┌─ MATERIAL SUPPLIED

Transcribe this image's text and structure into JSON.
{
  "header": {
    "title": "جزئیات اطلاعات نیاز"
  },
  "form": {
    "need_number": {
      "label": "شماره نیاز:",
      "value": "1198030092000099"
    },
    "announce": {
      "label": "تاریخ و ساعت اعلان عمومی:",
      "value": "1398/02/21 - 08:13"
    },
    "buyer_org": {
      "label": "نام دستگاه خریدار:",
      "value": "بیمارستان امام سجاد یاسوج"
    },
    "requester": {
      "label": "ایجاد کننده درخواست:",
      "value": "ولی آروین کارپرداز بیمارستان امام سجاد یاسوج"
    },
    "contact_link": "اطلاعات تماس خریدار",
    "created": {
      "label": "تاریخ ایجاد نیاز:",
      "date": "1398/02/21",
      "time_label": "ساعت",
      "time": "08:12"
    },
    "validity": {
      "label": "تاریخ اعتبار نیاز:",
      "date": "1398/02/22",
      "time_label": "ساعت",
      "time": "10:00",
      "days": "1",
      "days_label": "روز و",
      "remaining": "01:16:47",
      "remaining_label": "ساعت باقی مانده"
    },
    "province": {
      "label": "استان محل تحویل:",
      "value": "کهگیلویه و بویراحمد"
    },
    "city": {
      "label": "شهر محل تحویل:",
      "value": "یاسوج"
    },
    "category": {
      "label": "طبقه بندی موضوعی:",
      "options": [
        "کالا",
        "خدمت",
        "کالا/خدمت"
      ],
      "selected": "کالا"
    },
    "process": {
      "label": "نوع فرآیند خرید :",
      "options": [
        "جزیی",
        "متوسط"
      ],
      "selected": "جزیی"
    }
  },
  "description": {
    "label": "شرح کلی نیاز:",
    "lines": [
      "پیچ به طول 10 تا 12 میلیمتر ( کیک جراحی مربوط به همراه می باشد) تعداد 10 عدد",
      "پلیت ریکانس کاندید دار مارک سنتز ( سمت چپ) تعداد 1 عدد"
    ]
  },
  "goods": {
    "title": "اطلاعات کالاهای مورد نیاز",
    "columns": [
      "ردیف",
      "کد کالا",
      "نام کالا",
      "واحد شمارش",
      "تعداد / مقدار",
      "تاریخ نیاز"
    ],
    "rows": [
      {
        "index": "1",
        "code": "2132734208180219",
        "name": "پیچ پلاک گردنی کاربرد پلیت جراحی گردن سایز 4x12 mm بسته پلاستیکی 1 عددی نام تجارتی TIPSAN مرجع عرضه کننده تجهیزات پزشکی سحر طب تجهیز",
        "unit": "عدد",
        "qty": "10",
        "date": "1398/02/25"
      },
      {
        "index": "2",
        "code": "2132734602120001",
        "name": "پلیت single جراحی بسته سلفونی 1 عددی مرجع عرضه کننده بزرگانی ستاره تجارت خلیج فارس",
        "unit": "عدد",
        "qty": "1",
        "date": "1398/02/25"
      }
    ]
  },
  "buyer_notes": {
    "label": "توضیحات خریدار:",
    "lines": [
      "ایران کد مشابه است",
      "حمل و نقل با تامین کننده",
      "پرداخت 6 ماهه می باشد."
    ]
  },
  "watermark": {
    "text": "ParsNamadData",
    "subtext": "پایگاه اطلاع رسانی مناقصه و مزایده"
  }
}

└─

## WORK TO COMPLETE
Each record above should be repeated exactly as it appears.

## ANSWER TO THE EXERCISE
Transcribe this image's text and structure into JSON.
{
  "header": {
    "title": "جزئیات اطلاعات نیاز"
  },
  "form": {
    "need_number": {
      "label": "شماره نیاز:",
      "value": "1198030092000099"
    },
    "announce": {
      "label": "تاریخ و ساعت اعلان عمومی:",
      "value": "1398/02/21 - 08:13"
    },
    "buyer_org": {
      "label": "نام دستگاه خریدار:",
      "value": "بیمارستان امام سجاد یاسوج"
    },
    "requester": {
      "label": "ایجاد کننده درخواست:",
      "value": "ولی آروین کارپرداز بیمارستان امام سجاد یاسوج"
    },
    "contact_link": "اطلاعات تماس خریدار",
    "created": {
      "label": "تاریخ ایجاد نیاز:",
      "date": "1398/02/21",
      "time_label": "ساعت",
      "time": "08:12"
    },
    "validity": {
      "label": "تاریخ اعتبار نیاز:",
      "date": "1398/02/22",
      "time_label": "ساعت",
      "time": "10:00",
      "days": "1",
      "days_label": "روز و",
      "remaining": "01:16:47",
      "remaining_label": "ساعت باقی مانده"
    },
    "province": {
      "label": "استان محل تحویل:",
      "value": "کهگیلویه و بویراحمد"
    },
    "city": {
      "label": "شهر محل تحویل:",
      "value": "یاسوج"
    },
    "category": {
      "label": "طبقه بندی موضوعی:",
      "options": [
        "کالا",
        "خدمت",
        "کالا/خدمت"
      ],
      "selected": "کالا"
    },
    "process": {
      "label": "نوع فرآیند خرید :",
      "options": [
        "جزیی",
        "متوسط"
      ],
      "selected": "جزیی"
    }
  },
  "description": {
    "label": "شرح کلی نیاز:",
    "lines": [
      "پیچ به طول 10 تا 12 میلیمتر ( کیک جراحی مربوط به همراه می باشد) تعداد 10 عدد",
      "پلیت ریکانس کاندید دار مارک سنتز ( سمت چپ) تعداد 1 عدد"
    ]
  },
  "goods": {
    "title": "اطلاعات کالاهای مورد نیاز",
    "columns": [
      "ردیف",
      "کد کالا",
      "نام کالا",
      "واحد شمارش",
      "تعداد / مقدار",
      "تاریخ نیاز"
    ],
    "rows": [
      {
        "index": "1",
        "code": "2132734208180219",
        "name": "پیچ پلاک گردنی کاربرد پلیت جراحی گردن سایز 4x12 mm بسته پلاستیکی 1 عددی نام تجارتی TIPSAN مرجع عرضه کننده تجهیزات پزشکی سحر طب تجهیز",
        "unit": "عدد",
        "qty": "10",
        "date": "1398/02/25"
      },
      {
        "index": "2",
        "code": "2132734602120001",
        "name": "پلیت single جراحی بسته سلفونی 1 عددی مرجع عرضه کننده بزرگانی ستاره تجارت خلیج فارس",
        "unit": "عدد",
        "qty": "1",
        "date": "1398/02/25"
      }
    ]
  },
  "buyer_notes": {
    "label": "توضیحات خریدار:",
    "lines": [
      "ایران کد مشابه است",
      "حمل و نقل با تامین کننده",
      "پرداخت 6 ماهه می باشد."
    ]
  },
  "watermark": {
    "text": "ParsNamadData",
    "subtext": "پایگاه اطلاع رسانی مناقصه و مزایده"
  }
}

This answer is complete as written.